BEGIN

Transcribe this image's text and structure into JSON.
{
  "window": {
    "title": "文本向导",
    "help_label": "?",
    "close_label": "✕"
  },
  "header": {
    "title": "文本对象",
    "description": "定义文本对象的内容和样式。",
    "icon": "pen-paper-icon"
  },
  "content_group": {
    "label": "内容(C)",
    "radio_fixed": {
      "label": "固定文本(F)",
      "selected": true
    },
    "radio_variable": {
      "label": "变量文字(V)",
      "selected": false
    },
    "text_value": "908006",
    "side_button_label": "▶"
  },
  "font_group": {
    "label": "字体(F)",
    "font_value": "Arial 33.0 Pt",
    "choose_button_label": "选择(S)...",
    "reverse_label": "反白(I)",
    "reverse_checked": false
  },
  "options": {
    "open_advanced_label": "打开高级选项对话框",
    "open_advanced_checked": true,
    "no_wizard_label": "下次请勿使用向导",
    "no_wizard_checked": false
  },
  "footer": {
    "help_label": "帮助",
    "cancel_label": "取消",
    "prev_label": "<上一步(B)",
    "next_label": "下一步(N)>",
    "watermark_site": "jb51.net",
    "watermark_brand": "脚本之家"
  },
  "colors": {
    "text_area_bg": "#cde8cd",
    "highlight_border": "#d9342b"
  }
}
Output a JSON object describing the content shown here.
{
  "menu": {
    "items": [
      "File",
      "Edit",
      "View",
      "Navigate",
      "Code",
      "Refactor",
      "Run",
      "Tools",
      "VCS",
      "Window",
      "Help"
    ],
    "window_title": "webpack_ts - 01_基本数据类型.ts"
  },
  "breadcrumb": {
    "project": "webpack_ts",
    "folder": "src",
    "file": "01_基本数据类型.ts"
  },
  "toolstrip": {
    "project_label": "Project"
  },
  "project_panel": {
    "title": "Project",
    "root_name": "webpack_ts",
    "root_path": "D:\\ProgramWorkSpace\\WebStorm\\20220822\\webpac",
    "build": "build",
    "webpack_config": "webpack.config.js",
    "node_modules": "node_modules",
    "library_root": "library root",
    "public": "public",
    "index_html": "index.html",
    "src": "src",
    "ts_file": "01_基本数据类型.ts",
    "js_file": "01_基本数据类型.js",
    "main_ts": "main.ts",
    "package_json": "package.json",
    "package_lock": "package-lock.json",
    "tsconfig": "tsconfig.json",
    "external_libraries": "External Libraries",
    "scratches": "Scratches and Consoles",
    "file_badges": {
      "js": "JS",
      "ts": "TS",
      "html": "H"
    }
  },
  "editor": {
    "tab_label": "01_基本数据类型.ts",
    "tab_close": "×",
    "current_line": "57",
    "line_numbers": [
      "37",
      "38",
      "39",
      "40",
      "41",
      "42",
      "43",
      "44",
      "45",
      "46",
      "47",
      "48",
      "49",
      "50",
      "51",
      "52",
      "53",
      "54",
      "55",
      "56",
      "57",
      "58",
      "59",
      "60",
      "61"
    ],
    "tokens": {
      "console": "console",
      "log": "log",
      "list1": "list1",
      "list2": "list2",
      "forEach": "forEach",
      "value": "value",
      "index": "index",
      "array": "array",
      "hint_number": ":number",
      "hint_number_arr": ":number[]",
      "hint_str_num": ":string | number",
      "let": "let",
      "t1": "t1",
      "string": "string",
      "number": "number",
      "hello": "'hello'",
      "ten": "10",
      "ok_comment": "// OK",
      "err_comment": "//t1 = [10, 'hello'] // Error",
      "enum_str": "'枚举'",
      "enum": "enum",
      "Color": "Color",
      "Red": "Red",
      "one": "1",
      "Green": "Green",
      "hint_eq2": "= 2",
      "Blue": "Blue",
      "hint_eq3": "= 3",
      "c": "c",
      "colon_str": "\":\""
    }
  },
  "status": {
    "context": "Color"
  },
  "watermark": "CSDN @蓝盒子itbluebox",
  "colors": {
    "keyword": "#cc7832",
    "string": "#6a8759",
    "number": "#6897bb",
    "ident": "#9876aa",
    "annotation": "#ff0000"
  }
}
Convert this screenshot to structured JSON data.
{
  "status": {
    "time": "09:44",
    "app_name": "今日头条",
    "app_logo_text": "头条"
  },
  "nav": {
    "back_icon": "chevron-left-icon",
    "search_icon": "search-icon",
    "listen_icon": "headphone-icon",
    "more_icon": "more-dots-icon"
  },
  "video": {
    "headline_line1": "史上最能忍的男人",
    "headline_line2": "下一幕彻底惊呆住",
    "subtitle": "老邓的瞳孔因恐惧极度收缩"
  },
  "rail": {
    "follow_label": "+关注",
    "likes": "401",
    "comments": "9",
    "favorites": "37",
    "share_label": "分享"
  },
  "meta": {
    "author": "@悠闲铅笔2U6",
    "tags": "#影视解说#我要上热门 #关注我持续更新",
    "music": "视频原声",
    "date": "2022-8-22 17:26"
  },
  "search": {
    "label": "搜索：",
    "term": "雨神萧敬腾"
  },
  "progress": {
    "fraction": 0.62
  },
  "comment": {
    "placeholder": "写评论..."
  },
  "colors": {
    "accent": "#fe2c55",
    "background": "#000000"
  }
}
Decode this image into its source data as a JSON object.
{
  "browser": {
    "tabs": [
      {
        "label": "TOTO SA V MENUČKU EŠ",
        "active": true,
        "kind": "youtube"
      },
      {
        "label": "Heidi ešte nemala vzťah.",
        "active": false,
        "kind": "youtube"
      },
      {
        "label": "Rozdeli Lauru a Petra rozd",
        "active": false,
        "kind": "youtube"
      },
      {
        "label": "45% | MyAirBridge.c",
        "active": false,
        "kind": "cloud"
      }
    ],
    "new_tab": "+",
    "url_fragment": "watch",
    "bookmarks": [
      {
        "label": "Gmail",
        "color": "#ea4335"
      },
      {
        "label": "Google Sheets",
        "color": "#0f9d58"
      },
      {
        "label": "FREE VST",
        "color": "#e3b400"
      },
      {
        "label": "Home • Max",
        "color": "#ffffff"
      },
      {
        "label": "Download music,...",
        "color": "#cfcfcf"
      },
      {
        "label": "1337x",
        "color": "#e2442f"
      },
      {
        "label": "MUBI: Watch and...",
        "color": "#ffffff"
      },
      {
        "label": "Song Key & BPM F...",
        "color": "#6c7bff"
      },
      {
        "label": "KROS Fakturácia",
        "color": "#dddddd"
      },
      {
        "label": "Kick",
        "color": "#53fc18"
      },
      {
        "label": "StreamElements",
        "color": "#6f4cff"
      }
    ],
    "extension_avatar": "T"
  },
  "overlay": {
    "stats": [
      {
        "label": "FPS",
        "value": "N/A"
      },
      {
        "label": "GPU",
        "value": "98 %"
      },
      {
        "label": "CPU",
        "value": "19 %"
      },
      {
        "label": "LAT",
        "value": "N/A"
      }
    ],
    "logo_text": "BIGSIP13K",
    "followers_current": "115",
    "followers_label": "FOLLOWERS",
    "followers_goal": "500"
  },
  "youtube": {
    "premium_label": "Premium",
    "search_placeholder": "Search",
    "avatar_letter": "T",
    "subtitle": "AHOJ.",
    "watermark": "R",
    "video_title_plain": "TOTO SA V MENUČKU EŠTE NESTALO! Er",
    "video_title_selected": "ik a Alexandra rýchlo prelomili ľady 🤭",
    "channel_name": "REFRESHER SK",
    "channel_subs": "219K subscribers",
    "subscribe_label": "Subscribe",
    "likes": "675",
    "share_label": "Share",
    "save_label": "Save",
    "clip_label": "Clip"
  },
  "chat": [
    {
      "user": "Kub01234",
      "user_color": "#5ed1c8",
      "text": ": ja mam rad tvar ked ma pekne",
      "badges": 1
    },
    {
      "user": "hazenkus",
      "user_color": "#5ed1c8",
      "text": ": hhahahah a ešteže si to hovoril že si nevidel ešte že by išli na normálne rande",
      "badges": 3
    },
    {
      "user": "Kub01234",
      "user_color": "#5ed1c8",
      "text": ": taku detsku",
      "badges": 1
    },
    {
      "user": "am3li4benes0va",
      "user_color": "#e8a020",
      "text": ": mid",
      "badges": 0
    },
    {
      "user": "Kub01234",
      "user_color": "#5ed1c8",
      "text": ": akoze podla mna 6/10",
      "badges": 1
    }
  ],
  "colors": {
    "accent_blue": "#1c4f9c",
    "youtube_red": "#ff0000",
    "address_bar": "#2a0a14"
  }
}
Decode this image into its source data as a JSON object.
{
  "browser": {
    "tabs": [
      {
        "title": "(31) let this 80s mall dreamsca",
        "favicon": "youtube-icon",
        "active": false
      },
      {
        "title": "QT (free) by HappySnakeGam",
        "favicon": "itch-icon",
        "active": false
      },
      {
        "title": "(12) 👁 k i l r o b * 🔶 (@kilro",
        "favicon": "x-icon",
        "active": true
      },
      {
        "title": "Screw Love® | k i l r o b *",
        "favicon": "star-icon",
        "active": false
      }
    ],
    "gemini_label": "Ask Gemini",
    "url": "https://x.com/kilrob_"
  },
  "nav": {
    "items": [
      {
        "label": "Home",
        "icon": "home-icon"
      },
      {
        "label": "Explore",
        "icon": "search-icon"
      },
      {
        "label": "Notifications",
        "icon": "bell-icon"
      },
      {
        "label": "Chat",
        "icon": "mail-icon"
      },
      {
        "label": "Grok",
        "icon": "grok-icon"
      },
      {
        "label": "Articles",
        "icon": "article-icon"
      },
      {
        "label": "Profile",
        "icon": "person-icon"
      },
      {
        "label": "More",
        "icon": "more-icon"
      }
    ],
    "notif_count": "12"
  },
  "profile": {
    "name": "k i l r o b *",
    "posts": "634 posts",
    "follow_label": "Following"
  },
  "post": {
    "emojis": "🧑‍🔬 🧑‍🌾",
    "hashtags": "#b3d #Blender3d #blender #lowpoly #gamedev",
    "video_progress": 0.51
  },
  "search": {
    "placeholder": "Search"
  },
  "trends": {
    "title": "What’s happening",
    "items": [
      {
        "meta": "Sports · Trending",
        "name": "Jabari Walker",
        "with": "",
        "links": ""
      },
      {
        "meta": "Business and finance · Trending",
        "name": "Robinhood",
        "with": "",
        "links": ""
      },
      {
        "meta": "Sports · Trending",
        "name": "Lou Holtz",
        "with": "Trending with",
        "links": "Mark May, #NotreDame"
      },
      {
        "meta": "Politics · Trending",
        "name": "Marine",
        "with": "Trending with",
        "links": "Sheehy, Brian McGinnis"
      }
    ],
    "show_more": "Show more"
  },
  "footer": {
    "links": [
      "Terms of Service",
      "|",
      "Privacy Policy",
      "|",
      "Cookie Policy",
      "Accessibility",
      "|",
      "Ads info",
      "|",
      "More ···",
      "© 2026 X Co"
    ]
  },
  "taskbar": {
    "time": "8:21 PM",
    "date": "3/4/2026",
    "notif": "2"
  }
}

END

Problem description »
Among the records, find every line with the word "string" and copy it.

Response to the task »
      "hint_str_num": ":string | number",
      "string": "string",
    "string": "#6a8759",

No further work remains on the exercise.